LONG BEACH, CA-The 31st Long Beach Jazz Festival did what it was meant to do: make you feel good. The annual trek down by the seaside near the Queen Mary in downtown Long Beach was just as good as it has been in the past. Honestly, the big takeaway from the three-day event was that all the players seemed intent on incorporating fun as part of their performances.
The festival opened Friday with headliner and renowned world musician Jonathan Butler, closing the show out. Saturday, the second day of the festival was like going back to school and re-living the past with a bit of nostalgia in the midst as guitarist Doc Powell and sax man Everette Harp played alongside each other and brought a lot of energy to the stage.
Powell and Harp worked in conjunction of each other as they welcomed and complimented the spirited vocals of the lovely Chante Moore, who sounded as wonderful as she did when she first broke onto the music scene with her blockbuster hit album “Precious” way back in 1992. The sultry hitmaker performed some of her tunes (much to the delight of the audience) from that album that got the crowded revved up a bit.
When Moore busted out with “Love’s Taken Over,” her biggest smash single from “Precious,” that seemed to stir some romantic juices among some of her longtime and faithful fans. Like the soul songbird Denise Williams, Moore’s vocals seems to be right at home performing for the smooth jazz genre as she pleasantly belted out the classic “Free.”
Moore’s performance, if anything, is indicative that her place in the musical realm is at home in an intimate jazz setting where her mastery of falsetto acrobats of love songs will be fully appreciated. The power in Moore’s voice is as strong as it has ever been, cutting through the sweltering Long Beach heat like butter on sliced bread. It’s a wonder why Moore’s amazing vocal theatrics doesn’t get the love and attention it fully deserves.
As far as Powell and Harp, the two longtime smooth jazz musicians grooved along their set with knife-like precision and found the pulse of the Long Beach Jazz Festival crowd with their respective instruments and strummed the audience along with them on their joyous trip that included a couple of funk-tinged songs. The magic coming from Harp’s saxophone is the pulse-generated soulfulness that the Houston, Texas native illuminates with enough ease to make you melt in your boots.
Latin jazz master Poncho Sanchez wants you to do more than stay in your boots or shoes; he just wants you to move. Period. Following behind the coolness of Powell, Harp, and Moore, Sanchez shook things up with his Latin jazz ensemble getting people out of their seats. Day 3 of the Long Beach Jazz Festival brought out more smooth jazz heavy hitters, including Kirk Whalum, Keiko Matsui, and David Benoit, among others. Vocalist Randy Crawford and Stanley Clarke also performed.
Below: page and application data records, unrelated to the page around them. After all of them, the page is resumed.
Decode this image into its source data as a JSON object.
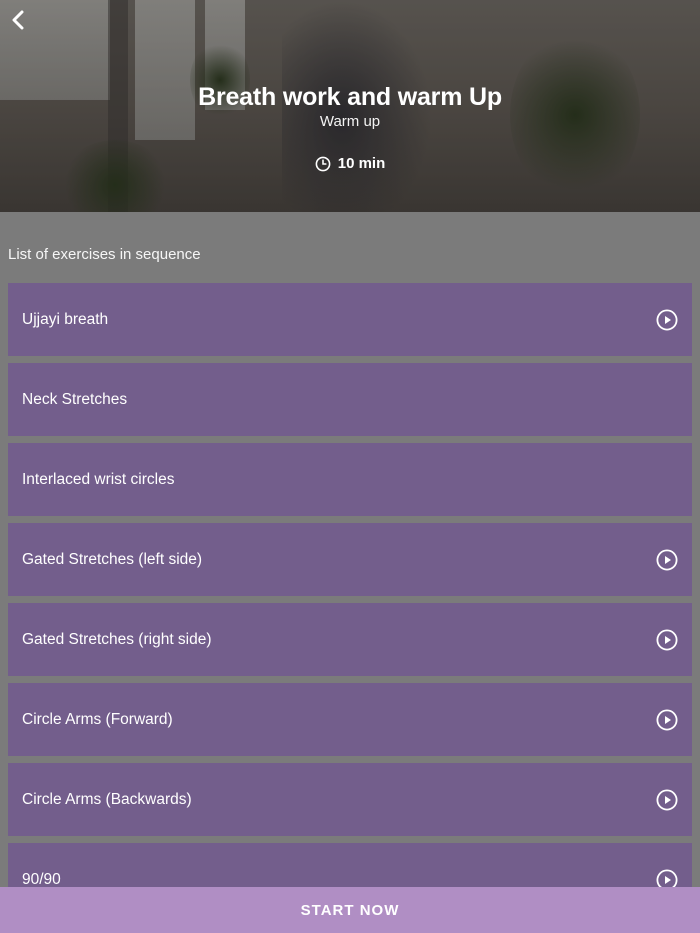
{
  "header": {
    "title": "Breath work and warm Up",
    "subtitle": "Warm up",
    "duration": "10 min",
    "back_icon": "chevron-left-icon",
    "clock_icon": "clock-icon"
  },
  "list": {
    "caption": "List of exercises in sequence",
    "items": [
      {
        "label": "Ujjayi breath",
        "has_play": true
      },
      {
        "label": "Neck Stretches",
        "has_play": false
      },
      {
        "label": "Interlaced wrist circles",
        "has_play": false
      },
      {
        "label": "Gated Stretches (left side)",
        "has_play": true
      },
      {
        "label": "Gated Stretches (right side)",
        "has_play": true
      },
      {
        "label": "Circle Arms (Forward)",
        "has_play": true
      },
      {
        "label": "Circle Arms (Backwards)",
        "has_play": true
      },
      {
        "label": "90/90",
        "has_play": true
      }
    ]
  },
  "footer": {
    "start_label": "START NOW"
  },
  "colors": {
    "background": "#7b7b7b",
    "list_item": "#735e8c",
    "start_button": "#b08ec4",
    "text": "#ffffff"
  }
}
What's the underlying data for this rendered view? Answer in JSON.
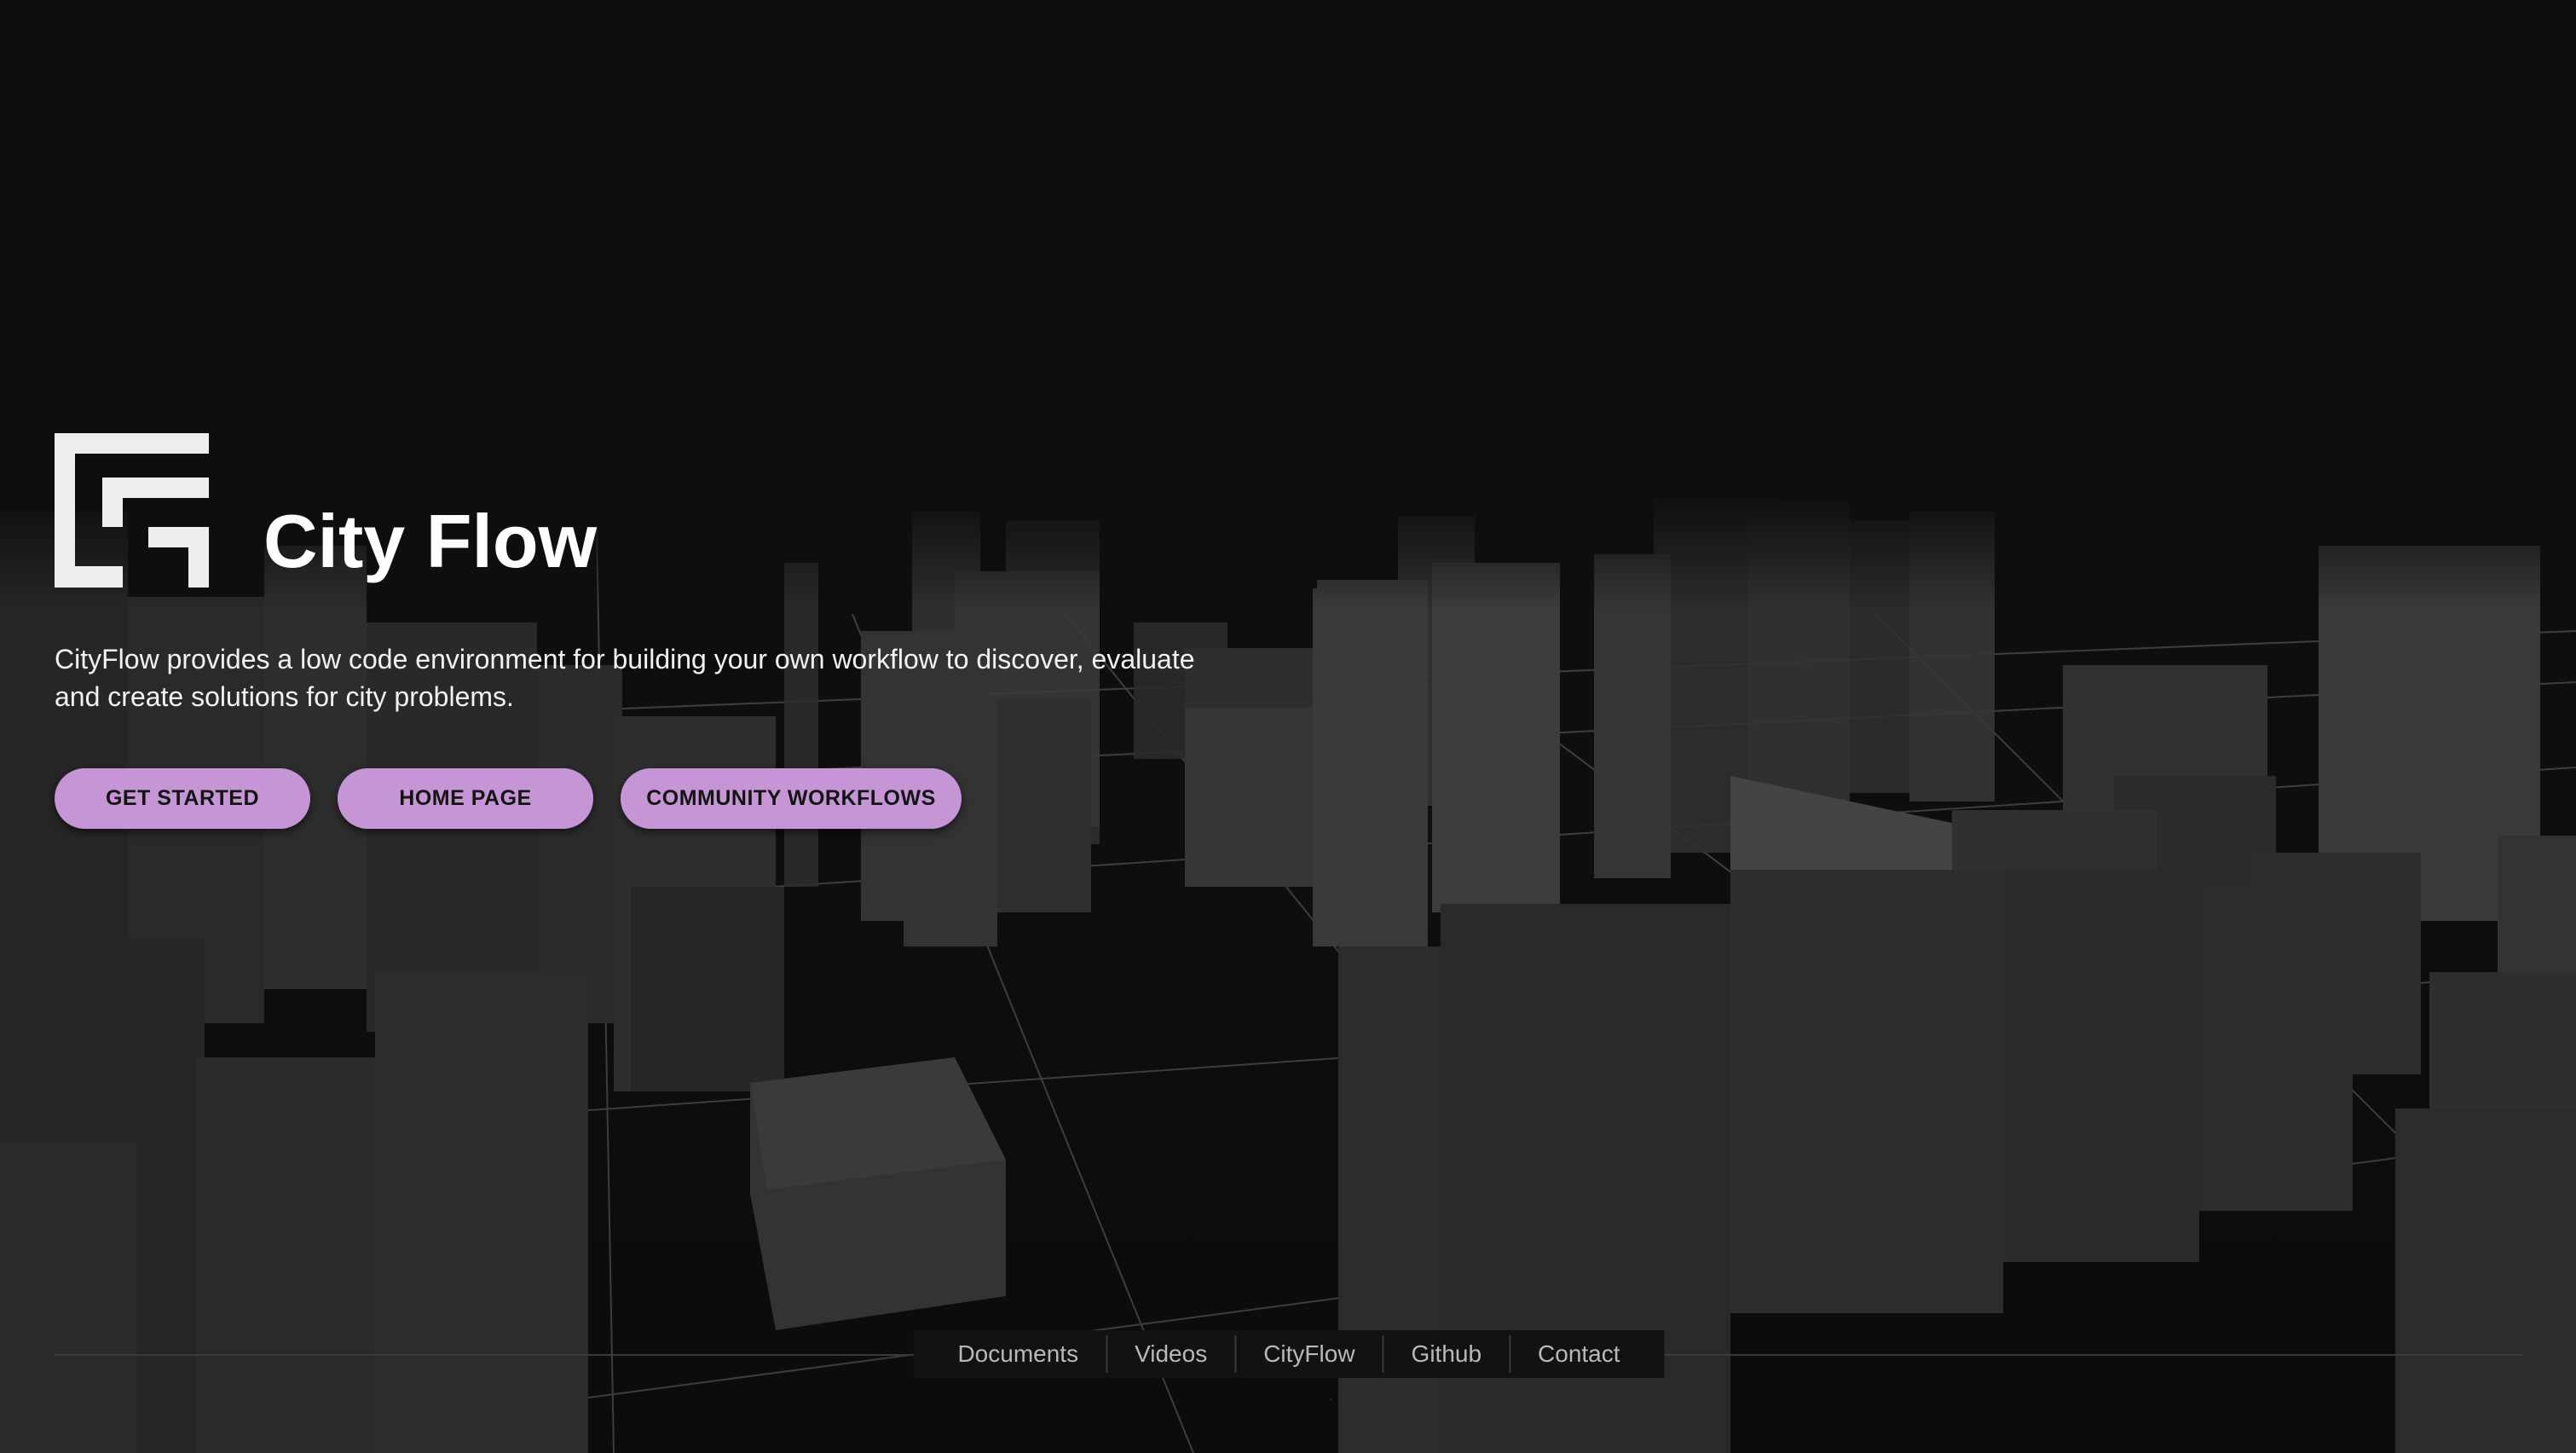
{
  "app": {
    "title": "City Flow",
    "description": "CityFlow provides a low code environment for building your own workflow to discover, evaluate and create solutions for city problems."
  },
  "buttons": {
    "get_started": "GET STARTED",
    "home_page": "HOME PAGE",
    "community_workflows": "COMMUNITY WORKFLOWS"
  },
  "footer": {
    "links": [
      "Documents",
      "Videos",
      "CityFlow",
      "Github",
      "Contact"
    ]
  },
  "colors": {
    "background": "#0e0e0e",
    "accent": "#c695d6",
    "text": "#ffffff",
    "footer_text": "#b9b9b9"
  },
  "icons": {
    "logo": "cityflow-logo-icon",
    "background": "city-blocks-3d-scene"
  }
}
The highlight on this day was getting to see Matsui on stage live. There are not enough superlatives to bestow on Matsui as a renowned artist. Her hour-long set as the event’s third act was exciting to watch and compelling. The thing about Matsui, known for exceptional piano skills, she is not the type of performer to stay hidden behind her musical instrument. Matsui is as good as any performer in working the crowd and engaging the audience into whatever she is playing for them.
For the veteran smooth jazz buff, besides the appreciation of the longtime stalwarts of the industry still maintaining and holding down the fort for a little while longer, a newbie on the scene almost stole the show. Just several years removed from graduate school, Jazmin Ghent is fast gaining recognition and reputation as one of those up and coming artists in smooth jazz. Named as the Smooth Jazz Network’s Best New Artist of 2017, Ghent put it down during her scheduled stint.
Collaborating with keyboardist Brian Simpson, Ghent and her saxophone, which looked like it is as big as she is, rocked the early session of the Long Beach Jazz Festival, going Aretha Franklin on one of the soul singer’s signature songs.